***** Records for this exercise

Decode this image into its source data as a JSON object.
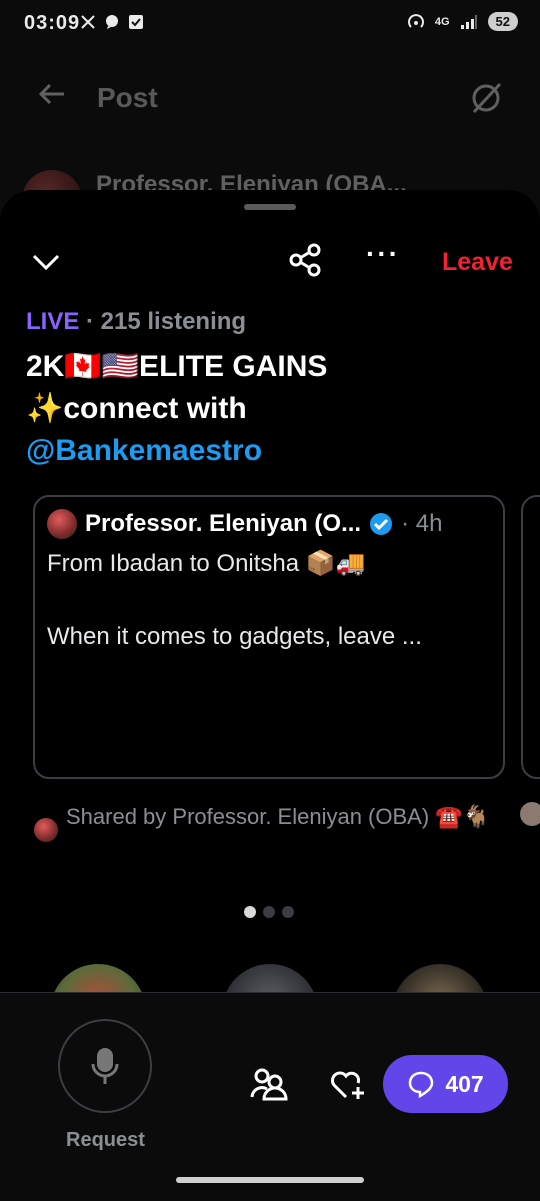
{
  "status_bar": {
    "time": "03:09",
    "network": "4G",
    "battery": "52"
  },
  "page": {
    "title": "Post",
    "author": "Professor. Eleniyan (OBA..."
  },
  "space": {
    "leave_label": "Leave",
    "live_label": "LIVE",
    "listening": "· 215 listening",
    "title_line1": "2K🇨🇦🇺🇸ELITE GAINS",
    "title_line2": "✨connect with",
    "title_mention": "@Bankemaestro"
  },
  "pinned_post": {
    "author": "Professor. Eleniyan (O...",
    "time": "· 4h",
    "line1": "From Ibadan to Onitsha 📦🚚",
    "line2": "When it comes to gadgets, leave ...",
    "shared_by": "Shared by Professor. Eleniyan (OBA) ☎️🐐"
  },
  "bottom_bar": {
    "request_label": "Request",
    "comment_count": "407"
  },
  "colors": {
    "live": "#8a63ff",
    "leave": "#f4212e",
    "mention": "#1d9bf0",
    "comment_button": "#6246ea"
  },
  "icons": [
    "x-logo-icon",
    "chat-icon",
    "check-icon",
    "hotspot-icon",
    "signal-icon",
    "back-arrow-icon",
    "grok-icon",
    "chevron-down-icon",
    "share-icon",
    "more-icon",
    "verified-icon",
    "mic-icon",
    "people-icon",
    "heart-plus-icon",
    "comment-icon"
  ]
}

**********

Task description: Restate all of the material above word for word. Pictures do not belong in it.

Result below:
Decode this image into its source data as a JSON object.
{
  "status_bar": {
    "time": "03:09",
    "network": "4G",
    "battery": "52"
  },
  "page": {
    "title": "Post",
    "author": "Professor. Eleniyan (OBA..."
  },
  "space": {
    "leave_label": "Leave",
    "live_label": "LIVE",
    "listening": "· 215 listening",
    "title_line1": "2K🇨🇦🇺🇸ELITE GAINS",
    "title_line2": "✨connect with",
    "title_mention": "@Bankemaestro"
  },
  "pinned_post": {
    "author": "Professor. Eleniyan (O...",
    "time": "· 4h",
    "line1": "From Ibadan to Onitsha 📦🚚",
    "line2": "When it comes to gadgets, leave ...",
    "shared_by": "Shared by Professor. Eleniyan (OBA) ☎️🐐"
  },
  "bottom_bar": {
    "request_label": "Request",
    "comment_count": "407"
  },
  "colors": {
    "live": "#8a63ff",
    "leave": "#f4212e",
    "mention": "#1d9bf0",
    "comment_button": "#6246ea"
  },
  "icons": [
    "x-logo-icon",
    "chat-icon",
    "check-icon",
    "hotspot-icon",
    "signal-icon",
    "back-arrow-icon",
    "grok-icon",
    "chevron-down-icon",
    "share-icon",
    "more-icon",
    "verified-icon",
    "mic-icon",
    "people-icon",
    "heart-plus-icon",
    "comment-icon"
  ]
}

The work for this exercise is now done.